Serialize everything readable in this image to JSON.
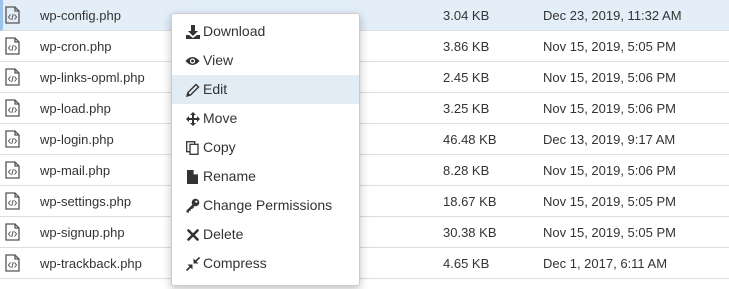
{
  "files": [
    {
      "name": "wp-config.php",
      "size": "3.04 KB",
      "date": "Dec 23, 2019, 11:32 AM",
      "selected": true
    },
    {
      "name": "wp-cron.php",
      "size": "3.86 KB",
      "date": "Nov 15, 2019, 5:05 PM"
    },
    {
      "name": "wp-links-opml.php",
      "size": "2.45 KB",
      "date": "Nov 15, 2019, 5:06 PM"
    },
    {
      "name": "wp-load.php",
      "size": "3.25 KB",
      "date": "Nov 15, 2019, 5:06 PM"
    },
    {
      "name": "wp-login.php",
      "size": "46.48 KB",
      "date": "Dec 13, 2019, 9:17 AM"
    },
    {
      "name": "wp-mail.php",
      "size": "8.28 KB",
      "date": "Nov 15, 2019, 5:06 PM"
    },
    {
      "name": "wp-settings.php",
      "size": "18.67 KB",
      "date": "Nov 15, 2019, 5:05 PM"
    },
    {
      "name": "wp-signup.php",
      "size": "30.38 KB",
      "date": "Nov 15, 2019, 5:05 PM"
    },
    {
      "name": "wp-trackback.php",
      "size": "4.65 KB",
      "date": "Dec 1, 2017, 6:11 AM"
    }
  ],
  "file_icon": "code-file-icon",
  "context_menu": {
    "highlighted": "Edit",
    "items": [
      {
        "label": "Download",
        "icon": "download-icon"
      },
      {
        "label": "View",
        "icon": "eye-icon"
      },
      {
        "label": "Edit",
        "icon": "pencil-icon"
      },
      {
        "label": "Move",
        "icon": "move-arrows-icon"
      },
      {
        "label": "Copy",
        "icon": "copy-icon"
      },
      {
        "label": "Rename",
        "icon": "file-icon"
      },
      {
        "label": "Change Permissions",
        "icon": "key-icon"
      },
      {
        "label": "Delete",
        "icon": "x-icon"
      },
      {
        "label": "Compress",
        "icon": "compress-icon"
      }
    ]
  },
  "colors": {
    "selected_row_bg": "#e3eef9",
    "menu_highlight_bg": "#e1ecf4",
    "row_border": "#dddddd",
    "file_icon": "#555555"
  }
}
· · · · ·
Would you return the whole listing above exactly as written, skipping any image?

Serialize everything readable in this image to JSON.
{
  "files": [
    {
      "name": "wp-config.php",
      "size": "3.04 KB",
      "date": "Dec 23, 2019, 11:32 AM",
      "selected": true
    },
    {
      "name": "wp-cron.php",
      "size": "3.86 KB",
      "date": "Nov 15, 2019, 5:05 PM"
    },
    {
      "name": "wp-links-opml.php",
      "size": "2.45 KB",
      "date": "Nov 15, 2019, 5:06 PM"
    },
    {
      "name": "wp-load.php",
      "size": "3.25 KB",
      "date": "Nov 15, 2019, 5:06 PM"
    },
    {
      "name": "wp-login.php",
      "size": "46.48 KB",
      "date": "Dec 13, 2019, 9:17 AM"
    },
    {
      "name": "wp-mail.php",
      "size": "8.28 KB",
      "date": "Nov 15, 2019, 5:06 PM"
    },
    {
      "name": "wp-settings.php",
      "size": "18.67 KB",
      "date": "Nov 15, 2019, 5:05 PM"
    },
    {
      "name": "wp-signup.php",
      "size": "30.38 KB",
      "date": "Nov 15, 2019, 5:05 PM"
    },
    {
      "name": "wp-trackback.php",
      "size": "4.65 KB",
      "date": "Dec 1, 2017, 6:11 AM"
    }
  ],
  "file_icon": "code-file-icon",
  "context_menu": {
    "highlighted": "Edit",
    "items": [
      {
        "label": "Download",
        "icon": "download-icon"
      },
      {
        "label": "View",
        "icon": "eye-icon"
      },
      {
        "label": "Edit",
        "icon": "pencil-icon"
      },
      {
        "label": "Move",
        "icon": "move-arrows-icon"
      },
      {
        "label": "Copy",
        "icon": "copy-icon"
      },
      {
        "label": "Rename",
        "icon": "file-icon"
      },
      {
        "label": "Change Permissions",
        "icon": "key-icon"
      },
      {
        "label": "Delete",
        "icon": "x-icon"
      },
      {
        "label": "Compress",
        "icon": "compress-icon"
      }
    ]
  },
  "colors": {
    "selected_row_bg": "#e3eef9",
    "menu_highlight_bg": "#e1ecf4",
    "row_border": "#dddddd",
    "file_icon": "#555555"
  }
}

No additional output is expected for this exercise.